Three forms of heritage and community construction impact KU’s thematic focus: A central site of KU-based work is Itumbaha, one of the 18 former Buddhist monastic compounds (including residential and public sites from the 11th century) in Kathmandu. Since 2000, and especially after the 2015 earthquake, it has witnessed a strong out-migration of its traditional inhabitants while new migrants moved in, contributing to changes to its community spaces and architectural structure. How has this dense urban centre adapted to changing populations, religious, political and economic transformations? How have neighbourhoods changed, how can we learn from Old Delhi’s local transformation? To address such questions, a framework for harnessing multi-disciplinary expertise from fields like architecture, art, urban design, geography and anthropology is needed.
Another field site for the partnership is Sunakothi, a small farmer’s town south of Patan known for its outstanding Newar architecture. Due to plans of road-widening and ‘modernisation’, the town is undergoing considerable transformation. Local initiatives have begun to resist the demolition of built heritage and seek to revive shrines and resthouses. This brings in the third type of fieldwork sites: arcaded resthouses (pati), a unique type of semi-public urban life that is still strongly connected to monastic courtyards and public squares, to intangible heritage such as processions and other religious rituals. How such urban forms contribute to community-building and how they can be sustained is the leading question here that will be explored in concrete applied restauration projects on the site.
Members of the Thematic Partnership
- Sujan Chitrakar, Centre for Art and Design, Kathmandu University, Nepal
- Arunava Dasgupta, Department of Urban Design, School of Planning and Architecture, Delhi, India

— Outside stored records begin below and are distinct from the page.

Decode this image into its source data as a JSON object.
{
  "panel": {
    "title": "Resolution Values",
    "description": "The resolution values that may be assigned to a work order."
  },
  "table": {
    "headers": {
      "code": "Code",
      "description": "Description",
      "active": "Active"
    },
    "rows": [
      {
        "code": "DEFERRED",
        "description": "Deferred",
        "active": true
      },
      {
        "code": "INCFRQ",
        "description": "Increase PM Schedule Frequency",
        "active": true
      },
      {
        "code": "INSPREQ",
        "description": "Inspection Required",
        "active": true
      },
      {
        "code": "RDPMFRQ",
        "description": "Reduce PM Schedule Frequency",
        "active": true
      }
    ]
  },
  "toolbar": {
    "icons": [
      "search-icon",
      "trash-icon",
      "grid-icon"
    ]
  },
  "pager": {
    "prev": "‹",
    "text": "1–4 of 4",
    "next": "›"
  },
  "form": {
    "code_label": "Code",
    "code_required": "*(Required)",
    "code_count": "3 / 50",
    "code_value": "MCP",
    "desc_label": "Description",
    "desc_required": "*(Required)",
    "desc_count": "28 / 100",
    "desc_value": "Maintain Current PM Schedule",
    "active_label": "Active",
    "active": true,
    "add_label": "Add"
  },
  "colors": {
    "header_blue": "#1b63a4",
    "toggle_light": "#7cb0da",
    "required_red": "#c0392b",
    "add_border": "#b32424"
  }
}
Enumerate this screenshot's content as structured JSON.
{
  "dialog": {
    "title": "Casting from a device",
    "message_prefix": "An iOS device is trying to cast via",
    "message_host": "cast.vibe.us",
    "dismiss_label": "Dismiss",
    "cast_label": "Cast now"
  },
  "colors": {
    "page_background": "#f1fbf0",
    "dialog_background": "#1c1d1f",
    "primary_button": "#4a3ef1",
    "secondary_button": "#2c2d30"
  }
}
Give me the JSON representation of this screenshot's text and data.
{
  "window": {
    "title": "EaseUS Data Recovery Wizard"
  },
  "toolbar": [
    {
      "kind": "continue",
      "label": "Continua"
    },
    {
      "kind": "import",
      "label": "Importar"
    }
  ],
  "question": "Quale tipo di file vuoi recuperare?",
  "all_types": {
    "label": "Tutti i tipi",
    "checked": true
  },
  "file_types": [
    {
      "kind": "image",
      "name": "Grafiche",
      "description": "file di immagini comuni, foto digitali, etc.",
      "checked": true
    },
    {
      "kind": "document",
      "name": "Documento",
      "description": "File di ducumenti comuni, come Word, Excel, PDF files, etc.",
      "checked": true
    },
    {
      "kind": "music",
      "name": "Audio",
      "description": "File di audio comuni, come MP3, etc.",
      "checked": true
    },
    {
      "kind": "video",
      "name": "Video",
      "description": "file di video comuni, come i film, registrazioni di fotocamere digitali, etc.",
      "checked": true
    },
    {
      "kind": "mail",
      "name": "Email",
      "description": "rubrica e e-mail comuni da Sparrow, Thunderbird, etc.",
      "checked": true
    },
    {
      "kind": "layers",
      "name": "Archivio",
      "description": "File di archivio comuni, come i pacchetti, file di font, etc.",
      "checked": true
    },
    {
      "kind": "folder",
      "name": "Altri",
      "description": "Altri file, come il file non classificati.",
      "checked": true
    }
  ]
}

- Christiane Brosius, Visual and Media Anthropology, Heidelberg Centre for Transcultural Studies, Heidelberg, Germany